Exercise description:
Images excepted, the data below must be repeated exactly.

******

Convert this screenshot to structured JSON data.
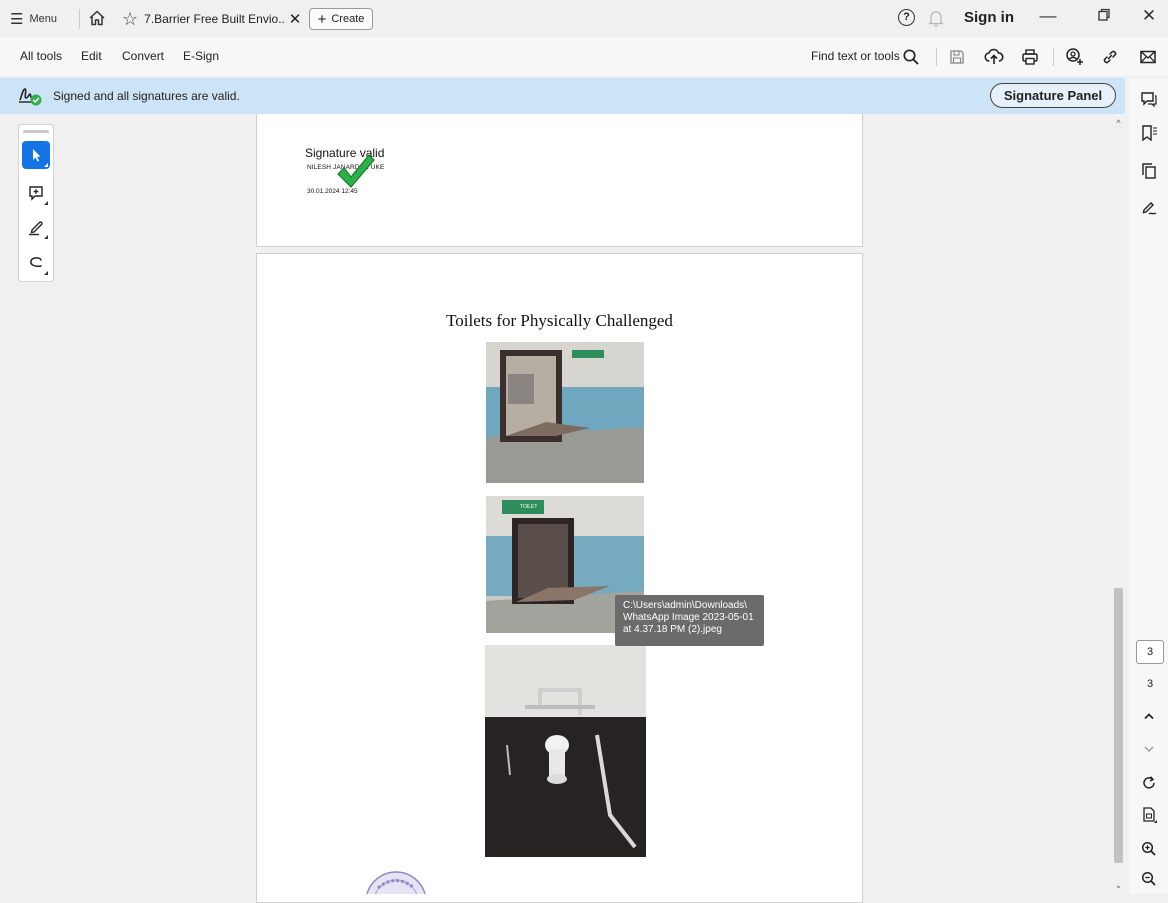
{
  "titlebar": {
    "menu_label": "Menu",
    "tab_title": "7.Barrier Free Built Envio...",
    "create_label": "Create",
    "help_glyph": "?",
    "sign_in_label": "Sign in"
  },
  "menubar": {
    "items": [
      "All tools",
      "Edit",
      "Convert",
      "E-Sign"
    ],
    "find_label": "Find text or tools"
  },
  "signature_bar": {
    "message": "Signed and all signatures are valid.",
    "panel_button": "Signature Panel"
  },
  "page1": {
    "sig_title": "Signature valid",
    "sig_name": "NILESH JANARDAN UKE",
    "sig_date": "30.01.2024 12:45"
  },
  "page2": {
    "heading": "Toilets for Physically Challenged",
    "sign_text": "TOILET"
  },
  "tooltip": {
    "line1": "C:\\Users\\admin\\Downloads\\",
    "line2": "WhatsApp Image 2023-05-01",
    "line3": "at 4.37.18 PM (2).jpeg"
  },
  "page_nav": {
    "current": "3",
    "total": "3"
  },
  "colors": {
    "accent": "#1473e6",
    "sigbar": "#cde4f7",
    "check_green": "#2db24a"
  },
  "icons": [
    "menu-icon",
    "home-icon",
    "star-icon",
    "close-icon",
    "plus-icon",
    "help-icon",
    "bell-icon",
    "minimize-icon",
    "maximize-icon",
    "search-icon",
    "save-icon",
    "upload-icon",
    "print-icon",
    "share-icon",
    "link-icon",
    "email-icon",
    "signature-status-icon",
    "select-cursor-icon",
    "comment-add-icon",
    "highlight-pen-icon",
    "draw-icon",
    "comments-icon",
    "bookmark-icon",
    "pages-icon",
    "fill-sign-icon",
    "refresh-icon",
    "page-fit-icon",
    "zoom-in-icon",
    "zoom-out-icon"
  ]
}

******

Answer box:
Convert this screenshot to structured JSON data.
{
  "titlebar": {
    "menu_label": "Menu",
    "tab_title": "7.Barrier Free Built Envio...",
    "create_label": "Create",
    "help_glyph": "?",
    "sign_in_label": "Sign in"
  },
  "menubar": {
    "items": [
      "All tools",
      "Edit",
      "Convert",
      "E-Sign"
    ],
    "find_label": "Find text or tools"
  },
  "signature_bar": {
    "message": "Signed and all signatures are valid.",
    "panel_button": "Signature Panel"
  },
  "page1": {
    "sig_title": "Signature valid",
    "sig_name": "NILESH JANARDAN UKE",
    "sig_date": "30.01.2024 12:45"
  },
  "page2": {
    "heading": "Toilets for Physically Challenged",
    "sign_text": "TOILET"
  },
  "tooltip": {
    "line1": "C:\\Users\\admin\\Downloads\\",
    "line2": "WhatsApp Image 2023-05-01",
    "line3": "at 4.37.18 PM (2).jpeg"
  },
  "page_nav": {
    "current": "3",
    "total": "3"
  },
  "colors": {
    "accent": "#1473e6",
    "sigbar": "#cde4f7",
    "check_green": "#2db24a"
  },
  "icons": [
    "menu-icon",
    "home-icon",
    "star-icon",
    "close-icon",
    "plus-icon",
    "help-icon",
    "bell-icon",
    "minimize-icon",
    "maximize-icon",
    "search-icon",
    "save-icon",
    "upload-icon",
    "print-icon",
    "share-icon",
    "link-icon",
    "email-icon",
    "signature-status-icon",
    "select-cursor-icon",
    "comment-add-icon",
    "highlight-pen-icon",
    "draw-icon",
    "comments-icon",
    "bookmark-icon",
    "pages-icon",
    "fill-sign-icon",
    "refresh-icon",
    "page-fit-icon",
    "zoom-in-icon",
    "zoom-out-icon"
  ]
}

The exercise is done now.